14. Third, we extended protection to minors between 16 and 18 years of age. Sexual activity with this category of minors was criminalised where the relationship was exploitative.
15. These minors, above the age of 16, they are slightly above the age of consent for sexual activity, they can consent, but in reality, they are susceptible to exploitation by those who are in a relationship of trust with them. In such cases, the minors’ consent is compromised and we dealt with that.
16. Fourth, we introduced the offence of procuring sexual activity by deception or false representation, to deal with cases where the victim’s consent was compromised, due to the offender misleading them on the use of, for example, sexually protective measures, or the absence of a sexually transmitted disease.
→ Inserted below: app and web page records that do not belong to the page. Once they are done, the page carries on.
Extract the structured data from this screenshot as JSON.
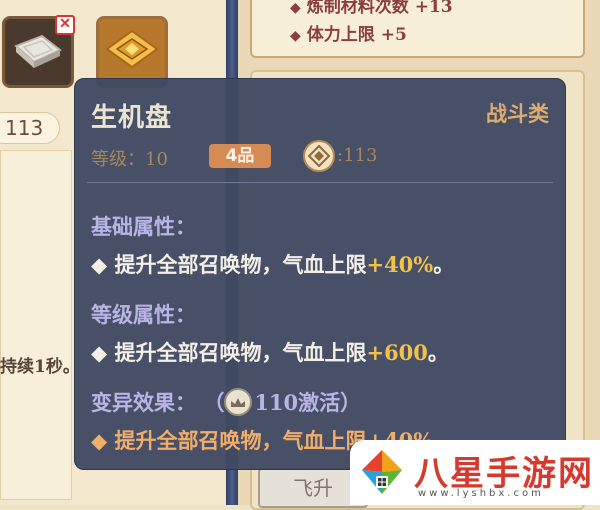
{
  "background": {
    "left_number": "113",
    "left_duration_text": "持续1秒。",
    "right_stats": [
      {
        "text": "炼制材料次数 +13"
      },
      {
        "text": "体力上限 +5"
      }
    ],
    "bottom_tab_label": "飞升"
  },
  "tooltip": {
    "name": "生机盘",
    "type": "战斗类",
    "level_label": "等级：10",
    "grade_badge": "4品",
    "medal_value": ":113",
    "base_section": {
      "title": "基础属性：",
      "line_prefix": "◆ 提升全部召唤物，气血上限",
      "line_value": "+40%",
      "line_suffix": "。"
    },
    "level_section": {
      "title": "等级属性：",
      "line_prefix": "◆ 提升全部召唤物，气血上限",
      "line_value": "+600",
      "line_suffix": "。"
    },
    "mutation_section": {
      "title": "变异效果：",
      "activate_open": "（",
      "activate_text": "110激活）",
      "line_text": "◆ 提升全部召唤物，气血上限+40%"
    }
  },
  "watermark": {
    "title": "八星手游网",
    "url": "www.lyshbx.com"
  },
  "colors": {
    "tooltip_bg": "#3f4a62",
    "section_title": "#b9b4e6",
    "highlight_value": "#f3c14a",
    "type_label": "#e0aa6c",
    "grade_badge": "#d78b54",
    "mutation_text": "#f1ad6a"
  },
  "icons": [
    "close-icon",
    "stone-tablet-icon",
    "golden-disc-icon",
    "medal-icon",
    "activate-crown-icon",
    "diamond-bullet-icon"
  ]
}
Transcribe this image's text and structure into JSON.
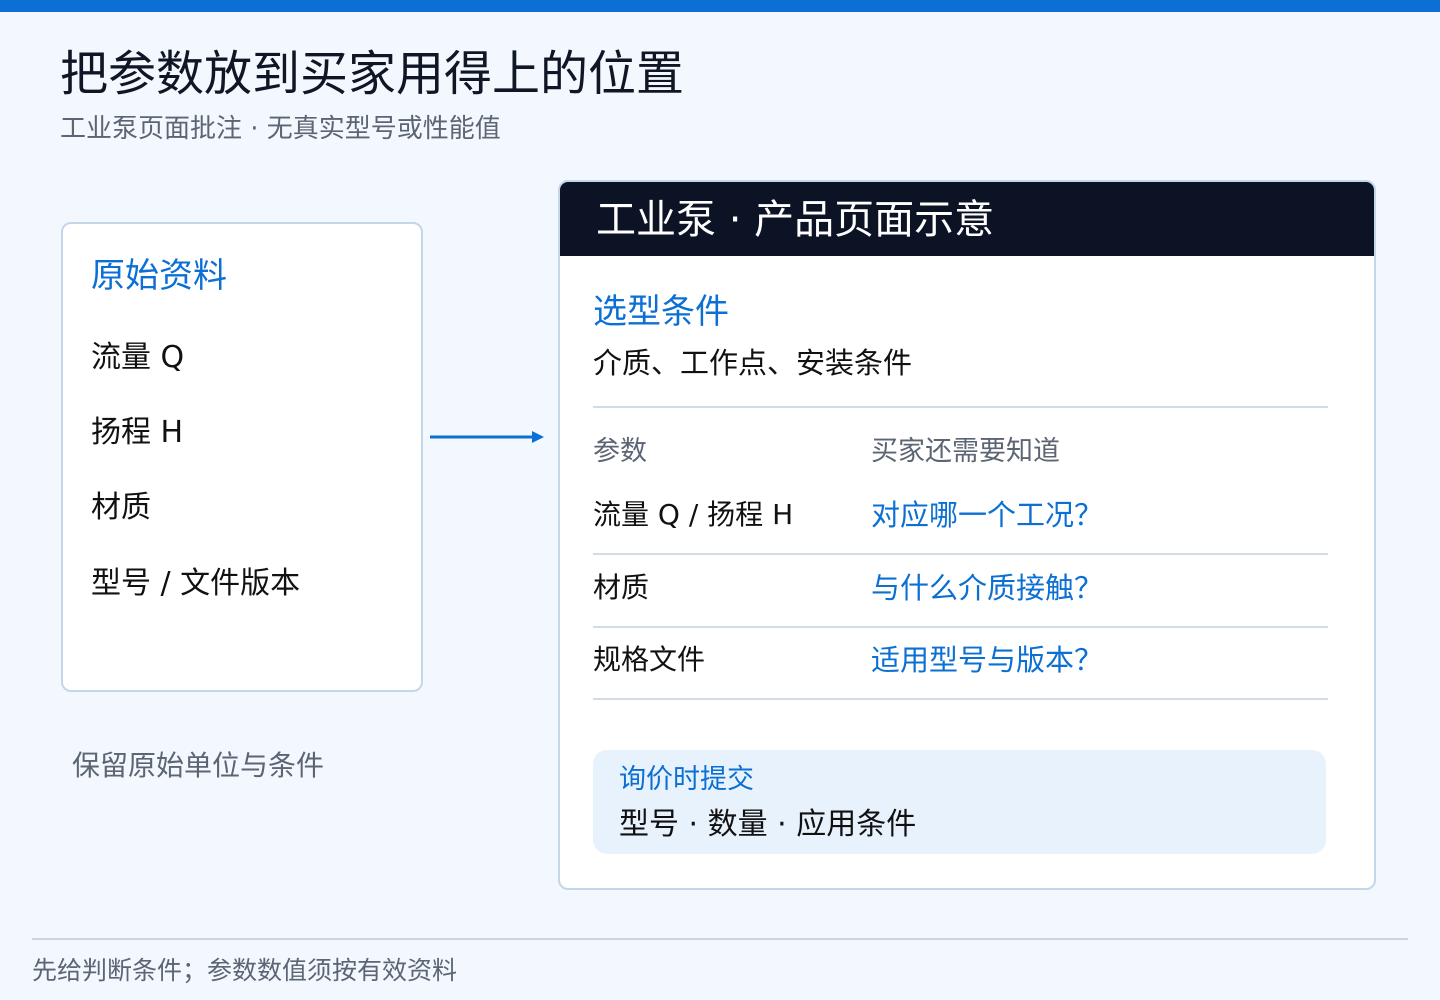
{
  "page": {
    "title": "把参数放到买家用得上的位置",
    "subtitle": "工业泵页面批注 · 无真实型号或性能值"
  },
  "source": {
    "title": "原始资料",
    "items": [
      "流量 Q",
      "扬程 H",
      "材质",
      "型号 / 文件版本"
    ],
    "note": "保留原始单位与条件"
  },
  "product": {
    "header": "工业泵 · 产品页面示意",
    "selection": {
      "title": "选型条件",
      "description": "介质、工作点、安装条件"
    },
    "table": {
      "headers": [
        "参数",
        "买家还需要知道"
      ],
      "rows": [
        {
          "param": "流量 Q / 扬程 H",
          "need": "对应哪一个工况？"
        },
        {
          "param": "材质",
          "need": "与什么介质接触？"
        },
        {
          "param": "规格文件",
          "need": "适用型号与版本？"
        }
      ]
    },
    "inquiry": {
      "title": "询价时提交",
      "items": "型号 · 数量 · 应用条件"
    }
  },
  "footer": {
    "note": "先给判断条件；参数数值须按有效资料"
  },
  "colors": {
    "accent": "#0b6fd3",
    "header_bg": "#0b1324",
    "page_bg": "#f3f8fe",
    "border": "#c3d6ea",
    "inquiry_bg": "#e8f2fd"
  }
}
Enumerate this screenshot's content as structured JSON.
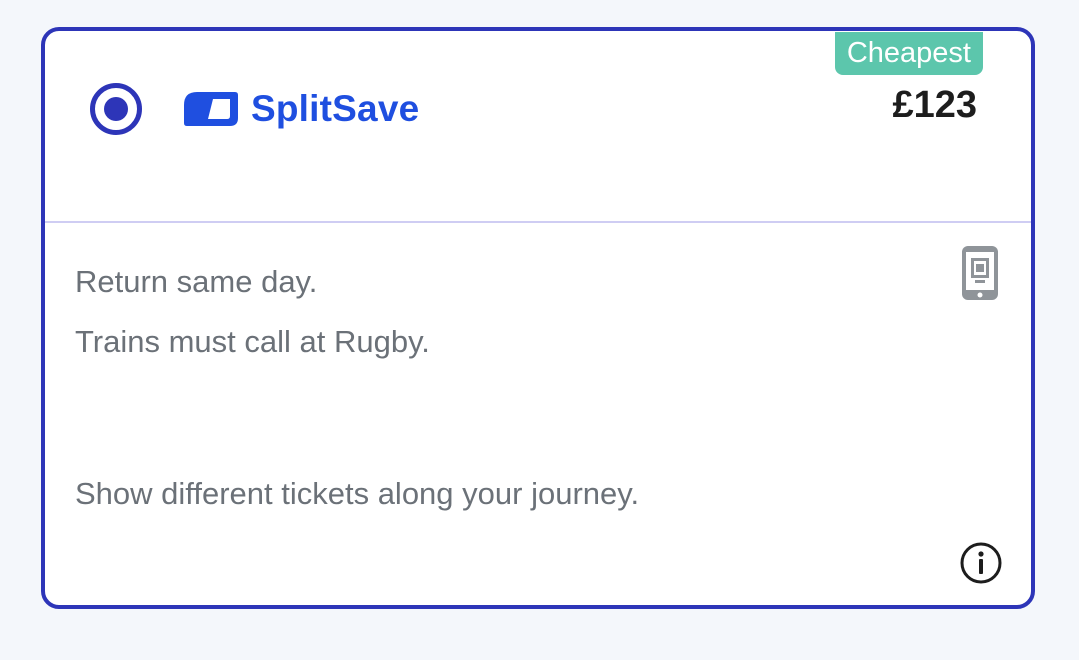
{
  "option": {
    "brand_name": "SplitSave",
    "badge": "Cheapest",
    "price": "£123",
    "selected": true
  },
  "details": {
    "lines": [
      "Return same day.",
      "Trains must call at Rugby."
    ],
    "split_link": "Show different tickets along your journey."
  },
  "colors": {
    "accent": "#2d35b8",
    "brand": "#1f4fe0",
    "badge_bg": "#5cc6ac",
    "divider": "#cfcdf3",
    "muted_text": "#6b7178"
  },
  "icons": {
    "radio": "radio-selected-icon",
    "logo": "splitsave-logo-icon",
    "ticket_type": "mobile-ticket-icon",
    "info": "info-icon"
  }
}
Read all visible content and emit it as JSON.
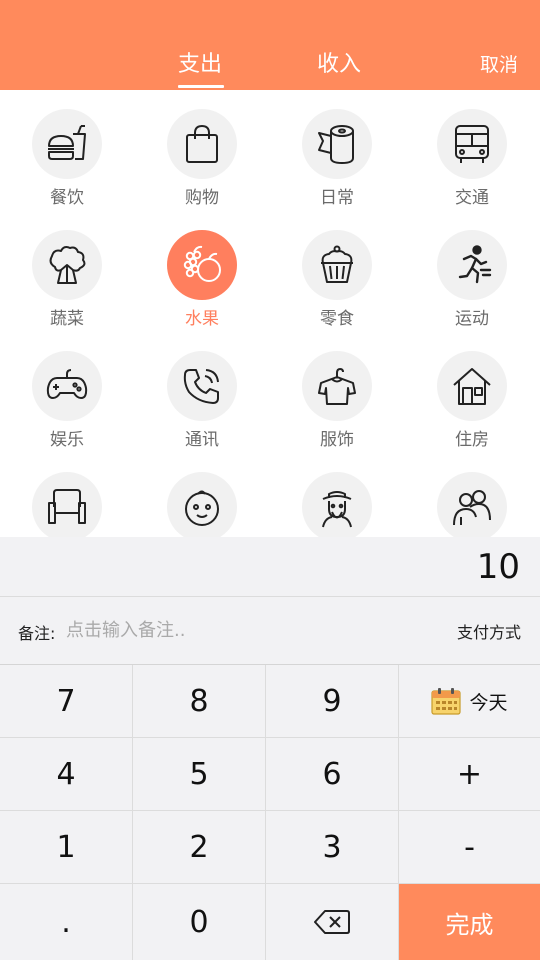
{
  "header": {
    "tabs": [
      {
        "label": "支出",
        "active": true
      },
      {
        "label": "收入",
        "active": false
      }
    ],
    "cancel_label": "取消",
    "background_color": "#FF8A5C"
  },
  "categories": [
    {
      "label": "餐饮",
      "icon": "fastfood-icon"
    },
    {
      "label": "购物",
      "icon": "shopping-bag-icon"
    },
    {
      "label": "日常",
      "icon": "toilet-paper-icon"
    },
    {
      "label": "交通",
      "icon": "bus-icon"
    },
    {
      "label": "蔬菜",
      "icon": "vegetable-icon"
    },
    {
      "label": "水果",
      "icon": "fruit-icon",
      "selected": true
    },
    {
      "label": "零食",
      "icon": "cupcake-icon"
    },
    {
      "label": "运动",
      "icon": "running-icon"
    },
    {
      "label": "娱乐",
      "icon": "gamepad-icon"
    },
    {
      "label": "通讯",
      "icon": "phone-icon"
    },
    {
      "label": "服饰",
      "icon": "clothes-icon"
    },
    {
      "label": "住房",
      "icon": "house-icon"
    },
    {
      "label": "",
      "icon": "sofa-icon"
    },
    {
      "label": "",
      "icon": "baby-icon"
    },
    {
      "label": "",
      "icon": "elder-icon"
    },
    {
      "label": "",
      "icon": "people-icon"
    }
  ],
  "amount": "10",
  "remark": {
    "label": "备注:",
    "placeholder": "点击输入备注..",
    "value": ""
  },
  "payment_method_label": "支付方式",
  "keypad": {
    "keys": [
      "7",
      "8",
      "9",
      "4",
      "5",
      "6",
      "1",
      "2",
      "3",
      ".",
      "0"
    ],
    "today_label": "今天",
    "plus_label": "+",
    "minus_label": "-",
    "done_label": "完成"
  },
  "colors": {
    "accent": "#FF7F5E",
    "panel": "#F2F2F4"
  }
}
17. This sought to protect victims from violations to their sexual autonomy, and the serious risks that arise from that.
18. Fifth, we specifically made voyeurism an offence to address technology-facilitated offences.
19. Previously such offences would be dealt with under the rubric of ‘insulting the modesty of a woman’. The new offence of voyeurism doubled the maximum imprisonment term from 1 to 2 years, and provided for the possibility of caning as well.
20. In the Bill before the House today, we also deal with sexual offences, amongst other matters.
21. As I stated in my Ministerial Statement in March, the maximum penalties are, in our view, properly calibrated for most of the offences. There are, however, three sexual offences for which we intend to increase the maximum punishments.
22. First, on Outrage of Modesty (“OM”), under section 354(1) of the Penal Code.
23. We have seen an increase in the number of OM cases.
24. From 2016 to 2020, we had an average of 1,190 cases reported each year. This was a 24% increase from the previous five-year period from 2011 to 2015.
25. We propose to increase the maximum imprisonment term for OM under section 354(1) of the Penal Code from two years to three years.
26. This will enhance deterrence, ensure that egregious cases are punished more severely.
27. This maximum imprisonment term of three years is only for the primary offence of OM under section 354(1).
28. There are other aggravated variants of the offence, such as OM against minors under 14, or where hurt is caused to the victim in order to commit OM, which already attract higher penalties.
29. Second, we will raise the penalties for two sexual offences against minors. First, the offence under section 376ED(3)(b) of engaging in sexual activity in the presence of a minor between 14 and 16 years of age, or causing a minor between 14 and 16 years of age to view a sexual image. The offence under section 376EE(3) which prohibits the same conduct against a minor between 16 and 18 years of age where the offender is in an exploitative relationship with the minor.
30. An exploitative relationship may be found where the offender is, for example, between a parent or step-parent, teacher, sports coach, or musical instructor of the minor and so on.
31. Currently, the maximum imprisonment term for these two offences is one year. We will increase that to two years.
32. This will bring the punishment in line with similar offences involving sexual communications with minors.
33. Apart from increasing the penalties for these three offences, the Bill also makes amendments to other sexual offences, such as sexual assault involving penetration, procuring sexual activity by deception or false representation, sexual penetration of a corpse, offences relating to voyeurism and intimate images, and offences relating to child abuse material.
34. These amendments will clarify the scope of the offences and fine-tune them further.
35. MOS Desmond Tan will take the House through other amendments in his speech.
36. Sir, in conclusion, the amendments will strengthen our laws against sexual offences, signal the importance of building a society that embodies the fundamental values of equality and respect.
37. I beg to move.
Annex (128kb, .pdf)